One such example is the Brighton-based group, Witness Theatre, who offer an intriguing premise in their short production, Window, staged last week at Covent Garden’s Tristan Bates Theatre. Developed from an award-winning short screenplay of the same name, the show is billed as a “multimedia theatrical thriller” dissecting our relationship with the internet. The show was funded partly through crowd-funding, a modern exemplar of the internet as an instrument for artistic solidarity – but, ironically, the show itself does little to suggest that technology will bring us closer together.
A one-woman performance, the show is focused on Alice and her growing obsession with the internet and her online life. Ostensibly a look at what technology and social media is doing to our relationships, the show has a dystopian feel as loops of video and sound haunt Alice. However, while the questions it raises are interesting, it often fails to dig much deeper than the surface. The multimedia dimension is a mixed bag, with elements of dance, monologue, poetry, video projection and audio playback thrown together without any clear sense or reason.
The strongest parts by far are the semi-confessional monologues delivered by the performer, Witness Theatre producer Hannah Jarman. In these sections she chronicles the day she lost her imaginary friend, her later discovery of the internet when she was eleven years old and, finally, her withdrawal from the world as she becomes obsessed with her online personae. The prevailing themes – isolation, imaginary friendships, fake relationships, the disappearance of those we love – are all strong and are all touched on at one point or another in the short performance; however, none of them are given sufficient space to grab the audience’s attention.
The parallel between a child’s imaginary friend and our own imaginary online personae is a case in point: it is an intriguing connection, and raises questions about how far this advanced technology serves only to infantilise us. However, as with other themes encountered, it is simply not explored in sufficient depth. Instead, the production switches backwards and forwards between pre-recorded projections, pseudo-dance pieces and live delivery, creating a confusing amalgam.
This mixed format may be an attempt to mirror the limited attention spans of the modern audience, but without the interactivity of the internet there is not the same response. While your average internet user may flick between web pages, music and YouTube clips at whim, it is a fundamentally different experience to watching a scripted performance where there remains a challenge in creating a coherent narrative.
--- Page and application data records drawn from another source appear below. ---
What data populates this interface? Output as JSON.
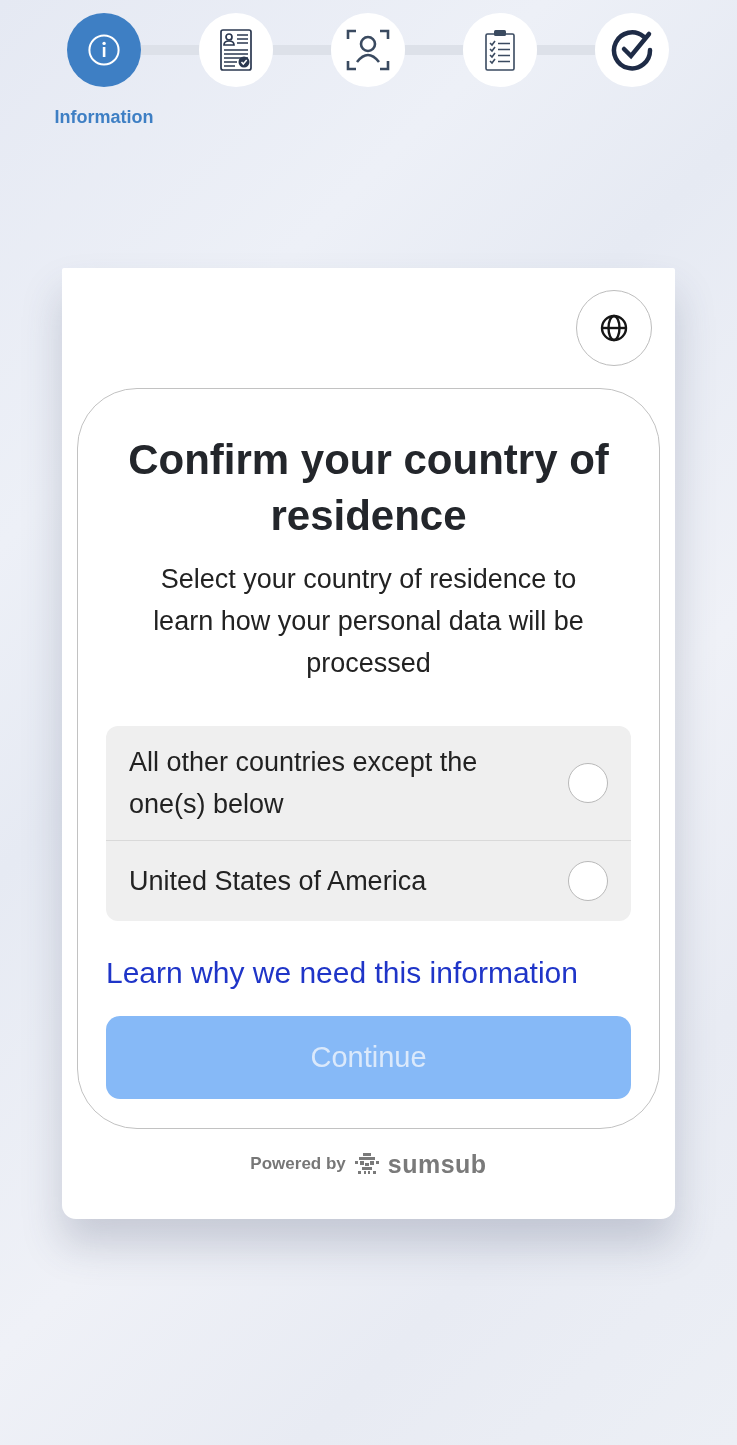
{
  "stepper": {
    "steps": [
      {
        "kind": "info",
        "selected": true,
        "label": "Information"
      },
      {
        "kind": "document",
        "selected": false
      },
      {
        "kind": "face-scan",
        "selected": false
      },
      {
        "kind": "checklist",
        "selected": false
      },
      {
        "kind": "done",
        "selected": false
      }
    ]
  },
  "title": "Confirm your country of residence",
  "subtitle": "Select your country of residence to learn how your personal data will be processed",
  "options": [
    {
      "label": "All other countries except the one(s) below",
      "selected": false
    },
    {
      "label": "United States of America",
      "selected": false
    }
  ],
  "link": "Learn why we need this information",
  "continue_button": {
    "label": "Continue",
    "disabled": true
  },
  "footer": {
    "powered_by": "Powered by",
    "brand": "sumsub"
  }
}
While in some shows the ability to spark a thousand unanswered questions can make the piece resonate more strongly, the lack of coherence in this case creates something of a barrier to enjoyment. As a solo piece, there is not the scope to create the broad spectacle which might otherwise have carried some of the non-spoken segments.
Nonetheless, this remains an intriguing performance, not least because it tackles material that is normally the preserve of newspaper opinion columns and turns it into a living, breathing piece of theatre. While this production may not challenge the established theatres down the road in Covent Garden, it points a light on the issues that might one day unseat them, as the technology to which we devote ourselves drives us to retreat further and further into our online shells.
Lochlan Bloom is a British novelist, screenwriter and short story writer. The BBC Writersroom describes his writing as ‘unsettling and compelling… vivid, taut and grimly effective work’. He is the author of the novel The Wave as well as the short fiction pieces – Trade and The Open Cage. He has written for IronBox Films, BBC Radio, Slant Magazine, Litro Magazine, Porcelain Film, EIU, H+ Magazine and Calliope, the official publication of the Writers’ Special Interest Group (SIG) of American Mensa, amongst others